▸ **Exercise requirements**
Down to the last line, copy the records below without any change.

▸ **Records for this task**
-------

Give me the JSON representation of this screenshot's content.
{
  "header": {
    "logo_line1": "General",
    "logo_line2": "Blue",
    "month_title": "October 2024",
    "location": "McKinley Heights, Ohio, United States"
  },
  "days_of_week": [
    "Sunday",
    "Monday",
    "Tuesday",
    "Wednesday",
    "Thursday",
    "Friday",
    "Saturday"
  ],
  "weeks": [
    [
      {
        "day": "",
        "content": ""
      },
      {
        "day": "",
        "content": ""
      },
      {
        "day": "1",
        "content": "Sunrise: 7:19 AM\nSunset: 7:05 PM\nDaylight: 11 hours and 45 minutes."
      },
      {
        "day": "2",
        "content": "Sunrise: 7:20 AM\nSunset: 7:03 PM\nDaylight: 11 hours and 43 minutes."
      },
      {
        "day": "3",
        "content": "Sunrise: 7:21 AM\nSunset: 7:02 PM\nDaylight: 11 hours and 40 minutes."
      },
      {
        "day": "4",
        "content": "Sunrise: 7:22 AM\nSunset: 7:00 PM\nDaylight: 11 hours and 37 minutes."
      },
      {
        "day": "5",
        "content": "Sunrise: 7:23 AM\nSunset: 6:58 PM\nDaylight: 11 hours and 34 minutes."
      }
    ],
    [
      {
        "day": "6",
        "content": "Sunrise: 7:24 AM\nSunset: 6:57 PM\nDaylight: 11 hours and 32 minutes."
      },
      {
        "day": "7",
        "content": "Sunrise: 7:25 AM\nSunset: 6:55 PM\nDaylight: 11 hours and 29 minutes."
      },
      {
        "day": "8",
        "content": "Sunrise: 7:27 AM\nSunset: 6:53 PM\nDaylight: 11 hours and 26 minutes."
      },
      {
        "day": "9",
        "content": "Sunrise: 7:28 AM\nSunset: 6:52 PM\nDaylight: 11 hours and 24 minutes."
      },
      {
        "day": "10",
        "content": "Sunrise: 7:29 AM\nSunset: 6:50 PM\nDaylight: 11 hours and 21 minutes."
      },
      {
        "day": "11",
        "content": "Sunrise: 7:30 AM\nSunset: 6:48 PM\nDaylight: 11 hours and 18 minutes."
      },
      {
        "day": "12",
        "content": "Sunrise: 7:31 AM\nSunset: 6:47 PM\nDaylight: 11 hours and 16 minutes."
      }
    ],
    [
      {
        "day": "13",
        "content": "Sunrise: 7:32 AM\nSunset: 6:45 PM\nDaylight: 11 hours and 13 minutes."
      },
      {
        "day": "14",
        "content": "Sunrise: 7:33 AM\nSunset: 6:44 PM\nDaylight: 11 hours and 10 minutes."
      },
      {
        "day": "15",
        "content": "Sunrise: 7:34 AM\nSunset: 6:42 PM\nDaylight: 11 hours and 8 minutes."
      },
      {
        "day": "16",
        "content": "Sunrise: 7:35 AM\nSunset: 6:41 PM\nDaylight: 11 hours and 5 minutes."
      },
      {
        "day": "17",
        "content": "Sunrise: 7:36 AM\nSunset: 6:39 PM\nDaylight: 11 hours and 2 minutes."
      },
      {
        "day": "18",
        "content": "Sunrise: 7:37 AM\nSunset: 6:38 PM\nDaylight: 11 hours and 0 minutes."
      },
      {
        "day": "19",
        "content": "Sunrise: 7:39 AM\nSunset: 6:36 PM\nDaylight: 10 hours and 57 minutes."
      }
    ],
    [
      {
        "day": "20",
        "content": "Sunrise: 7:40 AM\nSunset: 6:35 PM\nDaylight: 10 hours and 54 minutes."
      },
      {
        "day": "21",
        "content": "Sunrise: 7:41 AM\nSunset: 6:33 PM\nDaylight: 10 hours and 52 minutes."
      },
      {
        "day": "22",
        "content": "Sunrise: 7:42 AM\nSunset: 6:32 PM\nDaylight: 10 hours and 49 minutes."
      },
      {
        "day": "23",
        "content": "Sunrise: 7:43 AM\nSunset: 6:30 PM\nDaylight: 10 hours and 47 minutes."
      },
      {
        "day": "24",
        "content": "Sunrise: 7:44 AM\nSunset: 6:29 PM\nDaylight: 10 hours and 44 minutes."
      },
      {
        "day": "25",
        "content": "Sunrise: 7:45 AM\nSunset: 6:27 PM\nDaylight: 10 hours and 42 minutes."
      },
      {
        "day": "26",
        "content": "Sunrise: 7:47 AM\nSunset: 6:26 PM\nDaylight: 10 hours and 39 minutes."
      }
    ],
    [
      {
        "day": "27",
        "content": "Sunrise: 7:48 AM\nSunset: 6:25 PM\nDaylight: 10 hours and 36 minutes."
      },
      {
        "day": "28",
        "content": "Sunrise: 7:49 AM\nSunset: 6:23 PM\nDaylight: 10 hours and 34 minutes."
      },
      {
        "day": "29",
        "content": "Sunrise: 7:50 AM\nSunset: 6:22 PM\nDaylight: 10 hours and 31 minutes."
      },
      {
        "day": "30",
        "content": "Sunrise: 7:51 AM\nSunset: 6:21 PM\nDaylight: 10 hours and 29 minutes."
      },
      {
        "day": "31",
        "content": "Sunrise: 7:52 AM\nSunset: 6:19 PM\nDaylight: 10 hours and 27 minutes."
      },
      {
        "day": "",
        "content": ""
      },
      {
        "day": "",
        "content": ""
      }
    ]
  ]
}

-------

▸ **Response**
Give me the JSON representation of this screenshot's content.
{
  "header": {
    "logo_line1": "General",
    "logo_line2": "Blue",
    "month_title": "October 2024",
    "location": "McKinley Heights, Ohio, United States"
  },
  "days_of_week": [
    "Sunday",
    "Monday",
    "Tuesday",
    "Wednesday",
    "Thursday",
    "Friday",
    "Saturday"
  ],
  "weeks": [
    [
      {
        "day": "",
        "content": ""
      },
      {
        "day": "",
        "content": ""
      },
      {
        "day": "1",
        "content": "Sunrise: 7:19 AM\nSunset: 7:05 PM\nDaylight: 11 hours and 45 minutes."
      },
      {
        "day": "2",
        "content": "Sunrise: 7:20 AM\nSunset: 7:03 PM\nDaylight: 11 hours and 43 minutes."
      },
      {
        "day": "3",
        "content": "Sunrise: 7:21 AM\nSunset: 7:02 PM\nDaylight: 11 hours and 40 minutes."
      },
      {
        "day": "4",
        "content": "Sunrise: 7:22 AM\nSunset: 7:00 PM\nDaylight: 11 hours and 37 minutes."
      },
      {
        "day": "5",
        "content": "Sunrise: 7:23 AM\nSunset: 6:58 PM\nDaylight: 11 hours and 34 minutes."
      }
    ],
    [
      {
        "day": "6",
        "content": "Sunrise: 7:24 AM\nSunset: 6:57 PM\nDaylight: 11 hours and 32 minutes."
      },
      {
        "day": "7",
        "content": "Sunrise: 7:25 AM\nSunset: 6:55 PM\nDaylight: 11 hours and 29 minutes."
      },
      {
        "day": "8",
        "content": "Sunrise: 7:27 AM\nSunset: 6:53 PM\nDaylight: 11 hours and 26 minutes."
      },
      {
        "day": "9",
        "content": "Sunrise: 7:28 AM\nSunset: 6:52 PM\nDaylight: 11 hours and 24 minutes."
      },
      {
        "day": "10",
        "content": "Sunrise: 7:29 AM\nSunset: 6:50 PM\nDaylight: 11 hours and 21 minutes."
      },
      {
        "day": "11",
        "content": "Sunrise: 7:30 AM\nSunset: 6:48 PM\nDaylight: 11 hours and 18 minutes."
      },
      {
        "day": "12",
        "content": "Sunrise: 7:31 AM\nSunset: 6:47 PM\nDaylight: 11 hours and 16 minutes."
      }
    ],
    [
      {
        "day": "13",
        "content": "Sunrise: 7:32 AM\nSunset: 6:45 PM\nDaylight: 11 hours and 13 minutes."
      },
      {
        "day": "14",
        "content": "Sunrise: 7:33 AM\nSunset: 6:44 PM\nDaylight: 11 hours and 10 minutes."
      },
      {
        "day": "15",
        "content": "Sunrise: 7:34 AM\nSunset: 6:42 PM\nDaylight: 11 hours and 8 minutes."
      },
      {
        "day": "16",
        "content": "Sunrise: 7:35 AM\nSunset: 6:41 PM\nDaylight: 11 hours and 5 minutes."
      },
      {
        "day": "17",
        "content": "Sunrise: 7:36 AM\nSunset: 6:39 PM\nDaylight: 11 hours and 2 minutes."
      },
      {
        "day": "18",
        "content": "Sunrise: 7:37 AM\nSunset: 6:38 PM\nDaylight: 11 hours and 0 minutes."
      },
      {
        "day": "19",
        "content": "Sunrise: 7:39 AM\nSunset: 6:36 PM\nDaylight: 10 hours and 57 minutes."
      }
    ],
    [
      {
        "day": "20",
        "content": "Sunrise: 7:40 AM\nSunset: 6:35 PM\nDaylight: 10 hours and 54 minutes."
      },
      {
        "day": "21",
        "content": "Sunrise: 7:41 AM\nSunset: 6:33 PM\nDaylight: 10 hours and 52 minutes."
      },
      {
        "day": "22",
        "content": "Sunrise: 7:42 AM\nSunset: 6:32 PM\nDaylight: 10 hours and 49 minutes."
      },
      {
        "day": "23",
        "content": "Sunrise: 7:43 AM\nSunset: 6:30 PM\nDaylight: 10 hours and 47 minutes."
      },
      {
        "day": "24",
        "content": "Sunrise: 7:44 AM\nSunset: 6:29 PM\nDaylight: 10 hours and 44 minutes."
      },
      {
        "day": "25",
        "content": "Sunrise: 7:45 AM\nSunset: 6:27 PM\nDaylight: 10 hours and 42 minutes."
      },
      {
        "day": "26",
        "content": "Sunrise: 7:47 AM\nSunset: 6:26 PM\nDaylight: 10 hours and 39 minutes."
      }
    ],
    [
      {
        "day": "27",
        "content": "Sunrise: 7:48 AM\nSunset: 6:25 PM\nDaylight: 10 hours and 36 minutes."
      },
      {
        "day": "28",
        "content": "Sunrise: 7:49 AM\nSunset: 6:23 PM\nDaylight: 10 hours and 34 minutes."
      },
      {
        "day": "29",
        "content": "Sunrise: 7:50 AM\nSunset: 6:22 PM\nDaylight: 10 hours and 31 minutes."
      },
      {
        "day": "30",
        "content": "Sunrise: 7:51 AM\nSunset: 6:21 PM\nDaylight: 10 hours and 29 minutes."
      },
      {
        "day": "31",
        "content": "Sunrise: 7:52 AM\nSunset: 6:19 PM\nDaylight: 10 hours and 27 minutes."
      },
      {
        "day": "",
        "content": ""
      },
      {
        "day": "",
        "content": ""
      }
    ]
  ]
}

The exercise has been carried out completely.